BENEDICT TEMBO, Lusaka
MINISTER of Justice Given Lubinda was part of the record 5,000 crowd that attended last Saturday’s Diwali Dhamaka live music show at Lusaka’s Lotus Sports Club.
The event, organised by the Lusaka Hindu Association, was spiced by a fireworks extravaganza.
And the visiting Chirag Desai and team from India did not disappoint as they lived up to the full expectation of the revellers.
Versatile singer Sen Shaikh, Priyanka Basu as the voice of Lata and Asha, Chirag Desai (as the voice of Mohammed Rafi Saab), Neeraj Pathak (voice of Kishor Kumar and orchestra Sandeep Christrian) put in a full shift to appreciate the patronage.
It was Zee World reloaded as the massively talented and experienced musicians belted out various songs – much to the amusement of the audience.
The much-travelled crew was performing in Zambia for the first time ever.
Gaureshkumar Rana and Kashish Desai, who were the two co-masters of ceremonies, were also in their element in energising the singers and the audience.

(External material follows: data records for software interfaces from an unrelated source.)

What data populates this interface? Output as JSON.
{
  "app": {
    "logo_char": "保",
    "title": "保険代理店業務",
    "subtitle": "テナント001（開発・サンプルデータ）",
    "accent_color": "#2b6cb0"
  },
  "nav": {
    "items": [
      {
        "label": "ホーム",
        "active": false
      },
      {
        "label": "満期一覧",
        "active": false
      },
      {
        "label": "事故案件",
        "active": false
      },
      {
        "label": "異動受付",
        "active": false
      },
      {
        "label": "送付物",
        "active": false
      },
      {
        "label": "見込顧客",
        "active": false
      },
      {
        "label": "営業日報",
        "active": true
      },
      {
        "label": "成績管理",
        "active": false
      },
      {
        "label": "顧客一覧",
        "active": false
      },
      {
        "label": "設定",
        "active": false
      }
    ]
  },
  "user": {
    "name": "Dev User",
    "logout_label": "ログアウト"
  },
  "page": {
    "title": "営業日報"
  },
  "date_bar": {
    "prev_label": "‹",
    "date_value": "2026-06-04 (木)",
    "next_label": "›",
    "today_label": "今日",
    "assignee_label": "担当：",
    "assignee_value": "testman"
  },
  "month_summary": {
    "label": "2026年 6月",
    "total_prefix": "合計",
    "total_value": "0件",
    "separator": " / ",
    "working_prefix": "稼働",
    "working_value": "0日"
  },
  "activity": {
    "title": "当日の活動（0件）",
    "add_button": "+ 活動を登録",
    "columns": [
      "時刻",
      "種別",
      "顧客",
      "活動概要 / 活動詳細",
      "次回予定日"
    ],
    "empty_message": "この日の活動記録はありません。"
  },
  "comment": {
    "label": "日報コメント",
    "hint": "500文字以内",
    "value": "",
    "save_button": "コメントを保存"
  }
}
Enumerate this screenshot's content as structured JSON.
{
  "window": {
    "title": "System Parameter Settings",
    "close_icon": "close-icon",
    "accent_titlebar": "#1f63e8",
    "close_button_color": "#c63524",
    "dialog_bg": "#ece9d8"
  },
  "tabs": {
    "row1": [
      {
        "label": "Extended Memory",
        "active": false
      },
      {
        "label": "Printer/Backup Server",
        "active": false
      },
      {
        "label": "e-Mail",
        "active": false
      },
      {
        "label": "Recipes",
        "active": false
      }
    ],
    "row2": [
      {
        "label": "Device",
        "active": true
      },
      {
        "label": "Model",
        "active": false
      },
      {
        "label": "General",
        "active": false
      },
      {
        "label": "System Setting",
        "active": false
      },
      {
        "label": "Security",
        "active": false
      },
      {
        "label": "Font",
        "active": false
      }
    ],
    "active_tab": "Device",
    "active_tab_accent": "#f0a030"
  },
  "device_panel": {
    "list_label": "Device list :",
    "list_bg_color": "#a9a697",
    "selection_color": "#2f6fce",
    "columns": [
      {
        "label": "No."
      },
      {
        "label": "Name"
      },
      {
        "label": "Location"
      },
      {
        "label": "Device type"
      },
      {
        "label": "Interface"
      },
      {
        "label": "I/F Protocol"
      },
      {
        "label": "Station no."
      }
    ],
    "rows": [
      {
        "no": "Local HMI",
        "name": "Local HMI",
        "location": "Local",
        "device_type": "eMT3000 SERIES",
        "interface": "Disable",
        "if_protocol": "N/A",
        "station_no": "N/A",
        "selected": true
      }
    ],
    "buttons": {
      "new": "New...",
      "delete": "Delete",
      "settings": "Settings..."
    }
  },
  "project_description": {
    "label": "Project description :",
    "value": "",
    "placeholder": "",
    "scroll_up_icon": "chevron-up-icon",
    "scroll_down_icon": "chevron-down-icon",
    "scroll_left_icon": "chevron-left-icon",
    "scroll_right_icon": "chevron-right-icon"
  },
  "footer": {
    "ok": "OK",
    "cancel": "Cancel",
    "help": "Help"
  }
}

Mr Lubinda commended members of the Lusaka Hindu Society for uniting under the Diwali.
Mr Lubinda was, however, sad to note that there is another Diwali being planned this year, saying it was the only time that there will be two Diwalis.
“I hope there is no division, it [should be] One Zambia, One Diwali,” said Mr Lubinda, who has been associated with the event for a long time.
Indian High Commissioner to Zambia Shri Gangte commended the organisers for striving towards preserving India’s cultural ethos and diversity.
“Cultural heritage does not end at monuments and artifacts, it also includes living traditions, the wealth of knowledge and skills that is inherited from our ancestors and passed on to our descendants. This is what gives us a sense of identity and continuity,” Mr Gangte said.
He said it makes them what they are even when they live thousands of kilometres away from their motherland.
Lusaka Hindu Association chairperson Anil Desai said Deepavali (Diwali) signifies the triumph of good over evil, and light over darkness. The slaying of the demon Narakusara by Lord Krishna is commonly cited as the origin of the festival of lights.
Mr Desai said the values that Hindus affirm when they commemorate Diwali are of relevance to all people and have much in common with the principles promoted by other faiths.
“Deepavali is also a time for contemplation and reflection. It’s a time for us to think about our obligations to our fellow human beings, particularly those who are less fortunate than we are. And as we light the Diya – the lamp – we recommit ourselves to the triumph of light over darkness, of good over evil,” he said.
BENEDICT TEMBO, Lusaka